- Additional Document Info
- View All
BACKGROUND: Calcific tendinitis is a relatively common shoulder disorder, with 7%-17% of individuals with shoulder pain having rotator cuff calcium deposits. Several nonoperative interventions, extracorporeal shockwave therapy (ESWT) and ultrasonography-guided needling (UGN), and surgical techniques have been described to treat calcific tendonitis with satisfactory outcomes. Clinical guidelines are lacking for surgical excision in cases refractory to nonoperative treatment. Several arthroscopic and open operative techniques have been described to treat calcific tendonitis with satisfactory clinical outcomes. The purpose of this systematic review of randomized controlled trials is to compare outcomes and complications of nonoperative vs. operative management of chronic calcific tendinitis of the rotator cuff, to provide evidence-based treatment guidelines for practitioners. METHODS: EMBASE, PubMed, and OVID [MEDLINE] were searched from database inception until February 20, 2022, for randomized controlled trials reporting outcomes related to operative or nonoperative management for calcific tendonitis of the shoulder. Clinical outcomes including pain on visual analog scale (VAS), Constant-Murley Shoulder Outcome Score (CMS), and resolution of calcific deposits were evaluated. Continuous data at last follow-up was pooled into mean differences using a random effects model for meta-analysis. RESULTS: A total of 27 studies (2212 nonoperative patients and 140 operative patients) met the final inclusion criteria.
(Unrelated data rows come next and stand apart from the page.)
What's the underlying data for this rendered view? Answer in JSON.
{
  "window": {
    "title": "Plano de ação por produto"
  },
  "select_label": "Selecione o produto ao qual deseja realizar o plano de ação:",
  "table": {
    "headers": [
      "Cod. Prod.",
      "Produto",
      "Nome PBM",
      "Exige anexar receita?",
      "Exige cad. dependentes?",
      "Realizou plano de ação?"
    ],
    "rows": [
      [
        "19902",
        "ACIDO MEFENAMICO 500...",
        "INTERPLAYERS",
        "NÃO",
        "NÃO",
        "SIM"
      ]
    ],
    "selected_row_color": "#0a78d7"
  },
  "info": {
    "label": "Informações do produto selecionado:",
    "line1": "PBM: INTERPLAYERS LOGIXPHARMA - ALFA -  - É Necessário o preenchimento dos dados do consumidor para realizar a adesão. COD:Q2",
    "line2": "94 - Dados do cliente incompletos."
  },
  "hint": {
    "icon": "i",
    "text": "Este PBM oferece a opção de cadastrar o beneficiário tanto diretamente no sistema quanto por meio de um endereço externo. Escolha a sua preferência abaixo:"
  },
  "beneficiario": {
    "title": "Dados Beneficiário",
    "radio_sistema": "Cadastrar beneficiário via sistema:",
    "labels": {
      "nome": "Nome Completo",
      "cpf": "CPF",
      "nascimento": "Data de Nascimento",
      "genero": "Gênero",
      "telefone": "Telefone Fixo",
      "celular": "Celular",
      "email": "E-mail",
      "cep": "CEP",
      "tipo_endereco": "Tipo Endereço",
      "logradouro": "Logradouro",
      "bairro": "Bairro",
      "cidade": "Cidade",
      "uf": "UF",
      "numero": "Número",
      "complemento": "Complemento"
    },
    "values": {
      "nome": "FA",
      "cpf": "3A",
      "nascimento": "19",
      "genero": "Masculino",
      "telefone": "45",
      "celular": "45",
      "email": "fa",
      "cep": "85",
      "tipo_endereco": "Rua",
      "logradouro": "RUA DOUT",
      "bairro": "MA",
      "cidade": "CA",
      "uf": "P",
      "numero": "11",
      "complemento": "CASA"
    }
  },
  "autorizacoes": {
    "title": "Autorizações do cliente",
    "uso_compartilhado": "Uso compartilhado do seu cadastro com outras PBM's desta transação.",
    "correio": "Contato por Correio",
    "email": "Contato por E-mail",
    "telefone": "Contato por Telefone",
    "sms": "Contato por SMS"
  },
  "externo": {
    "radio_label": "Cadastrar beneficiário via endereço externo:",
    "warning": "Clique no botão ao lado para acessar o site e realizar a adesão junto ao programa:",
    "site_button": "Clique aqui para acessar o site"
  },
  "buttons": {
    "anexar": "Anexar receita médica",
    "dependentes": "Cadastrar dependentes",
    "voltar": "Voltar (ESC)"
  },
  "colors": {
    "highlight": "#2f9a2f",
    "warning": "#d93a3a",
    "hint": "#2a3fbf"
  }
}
Pooled mean difference in VAS for ESWT was -3.83 (95% confidence interval [CI] -5.38, -2.27); P < .001), compared to -4.83 (95% CI -5.44, -4.22; P < .001) for UGN, and -4.65 (95% CI -5.47, -3.82; P < .001) for the operative interventions. Pooled mean difference in CMS score after ESWT was 18.30 (95% CI 10.95, 25.66; P < .001) compared to 22.01 (95% CI 8.17, 35.84; P = .002) for UGN, and 38.35 (95% CI 31.68, 45.02; P < .001) for the operative interventions. Eighty-five percent of patients receiving operative and 67% of patients receiving UGN management had complete radiographic resolution of calcific deposit. CONCLUSIONS: Surgical treatment of chronic calcific tendonitis of the rotator cuff results in larger improvement in functional outcome scores and comparable pain reduction to nonoperative interventions, particularly UGN. Both operative and nonoperative treatment modalities are likely to have clinically significant improvements in function and pain, and thus it is reasonable to trial UGN and ESWT as first-line treatment. Cost-effectiveness analyses will be needed to support one treatment over the other. High-quality randomized controlled trials directly comparing nonoperative interventions to operative interventions in patients prior to failing conservative treatment are needed to establish high-quality evidence-based guidelines.
has subject area